Feminae: Medieval Women and Gender Index

  • Title: The Popess, from the Visconti-Sforza Tarot
  • Creator: Bembo, Bonifacio, painter
  • Description: The Popess is one of 20 trump cards in a 78-card tarot deck, of a type commonly known as the Visconti-Sforza tarot, created for Francesco Sforza and his wife Bianca Maria Visconti circa 1450. The Visconti-Sforza tarot corpus consists of cards from fifteen separate decks; no single complete deck survives. This card belongs to the Pierpont-Morgan Bergamo deck, which scholars believe to be the second-oldest extant tarot deck following the Carey-Yale Visconti-Sforza tarot, dated 1442-47. The woman on the Popess card sits on a golden chair and carries a book in her left hand and a staff topped with a cross in her right hand. Though she wears an elaborate gold and white papal tiara, her robes are modest and unornamented save for a knotted rope belt reminiscent of Franciscan habits. Her chair rests on a dais among rich greenery before a rich tooled gold-leaf background. Despite a present-day association with divination, tarot cards originally functioned as commonplace playing cards, though they sometimes recalled allegorical themes.
    The entire Popess motif recalls the medieval legend of Pope Joan, a learned female pope who successfully passed as male until she gave birth in public and thus revealed her subterfuge. The Visconti-Sforza Popess resembles fourteenth and fifteenth-century woodcuts of the Pope Joan narrative, yet her dress is much simpler. In the 1960s, Gertrude Moakley offered a new interpretation that accounts for the ways in which the Visconti-Sforza Popess departs from Pope Joan imagery. According to Moakley, the Visconti-Sforza Popess’s simple dress combined with a papal tiara instead recalls Guglielma of Bohemia, a thirteenth-century holy woman who declared herself an incarnation of Christ and prophesied a future female papacy. Though the Church executed Guglielma for heresy, her followers elected a Visconti relative named Manfreda as her successor.

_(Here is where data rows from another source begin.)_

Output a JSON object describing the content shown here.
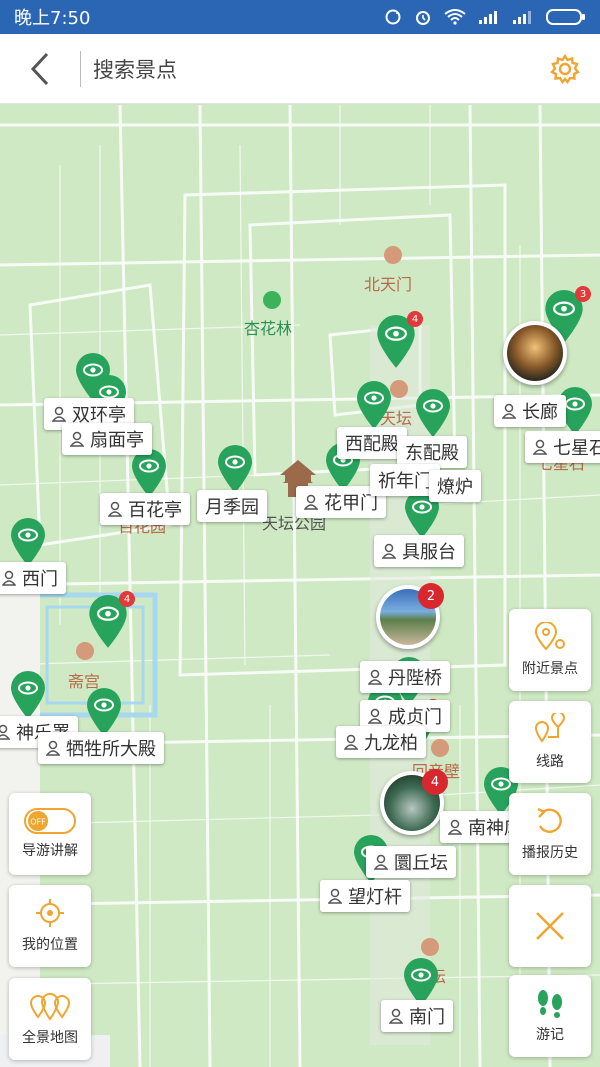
{
  "status": {
    "time": "晚上7:50"
  },
  "header": {
    "search_placeholder": "搜索景点"
  },
  "poi": {
    "north_gate": "北天门",
    "apricot": "杏花林",
    "park": "天坛公园",
    "fasting_palace": "斋宫",
    "hundred_flowers": "百花园",
    "qixing": "七星石",
    "tianji": "天坛",
    "circular_wall": "回音壁",
    "altar": "坛"
  },
  "tags": {
    "shuanghuan": "双环亭",
    "shanmian": "扇面亭",
    "baihua": "百花亭",
    "yueji": "月季园",
    "huajia": "花甲门",
    "xipei": "西配殿",
    "dongpei": "东配殿",
    "qinian": "祈年门",
    "burner": "燎炉",
    "jufu": "具服台",
    "changlang": "长廊",
    "qixingshi": "七星石",
    "ximen": "西门",
    "danbi": "丹陛桥",
    "shenyue": "神乐署",
    "xisheng": "牺牲所大殿",
    "nanmen_inner": "成贞门",
    "jiulong": "九龙柏",
    "nanshen": "南神库",
    "yuanqiu": "圜丘坛",
    "wangdeng": "望灯杆",
    "nanmen": "南门"
  },
  "badges": {
    "b1": "3",
    "b2": "4",
    "b3": "4",
    "b4": "3",
    "p1": "2",
    "p2": "4"
  },
  "controls": {
    "guide": "导游讲解",
    "guide_toggle": "OFF",
    "location": "我的位置",
    "fullmap": "全景地图",
    "nearby": "附近景点",
    "route": "线路",
    "history": "播报历史",
    "journal": "游记"
  },
  "colors": {
    "accent": "#f0a530",
    "pin": "#27a35c",
    "status_bar": "#2b66b5"
  }
}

Moakley posited that the Popess hearkened back to the Visconti family’s connection to the Guglielmite sect, based on Bianca Maria Visconti’s pride in her relation to Manfreda.
  • Source: Wikimedia Commons
  • Rights: Public Domain
  • Subject (See Also): Games Guglielma of Milan, Mystic Joan, Legendary Pope Playing Cards Tarot
  • Geographic Area: Italy
  • Century: 15
  • Date: circa 1450
  • Related Work: Select cards from the Pierpont Morgan-Bergamo Visconti-Sforza deck: http://commons.wikimedia.org/wiki/Category:Pierpont_Morgan-Bergamo_Visconti-Sforza_Tarot; See the entire Cary-Yale Visconti-Sforza deck: http://brbl-dl.library.yale.edu/vufind/Search/Results?lookfor=Visconti%20Tarot&type=tag; Select cards from the Brera-Brambilla Visconti tarot: http://commons.wikimedia.org/wiki/Category:Brera-Brambilla_Visconti_Tarot; Select cards from the Pierpont Morgan-Bergamo Visconti-Sforza tarot: http://commons.wikimedia.org/wiki/Category:Pierpont_Morgan-Bergamo_Visconti-Sforza_Tarot
  • Current Location: New York, The Pierpont-Morgan Library, MS M 630
  • Original Location: Italy, North West, Milan
  • Artistic Type (Category): Digital Images; Paintings
  • Artistic Type (Material/Technique): Paper (Cardstock); Gold; Paint; Silver
  • Donor: Layman; Francesco Sforza; Laywoman; Bianca Maria Visconti
  • Height/Width/Length(cm): 19/9/
  • Inscription:
  • Related Resources: Berti, Giordano ed. I Tarocchi: le carte di corte, gioco e magia alla corte degli Estensi. Nuova Alfa Editoriale, 1987. pp. ; Farley, Helen. A Cultural History of Tarot: From Entertainment to Esotericism. I.B. Tauris, 2009. pp. 38-57 ; Moakley, Gertrude. The Tarot Cards Painted by Bonifacio Bembo for the Visconti-Sforza Family: An Iconographic and Historical Study. New York Public Library, 1966. pp. 13-16 ; Newman, Barbara. "Heretic Saint: Guglielma of Bohemia, Milan, and Brunate" Church history 74:1 (2005), 1-38;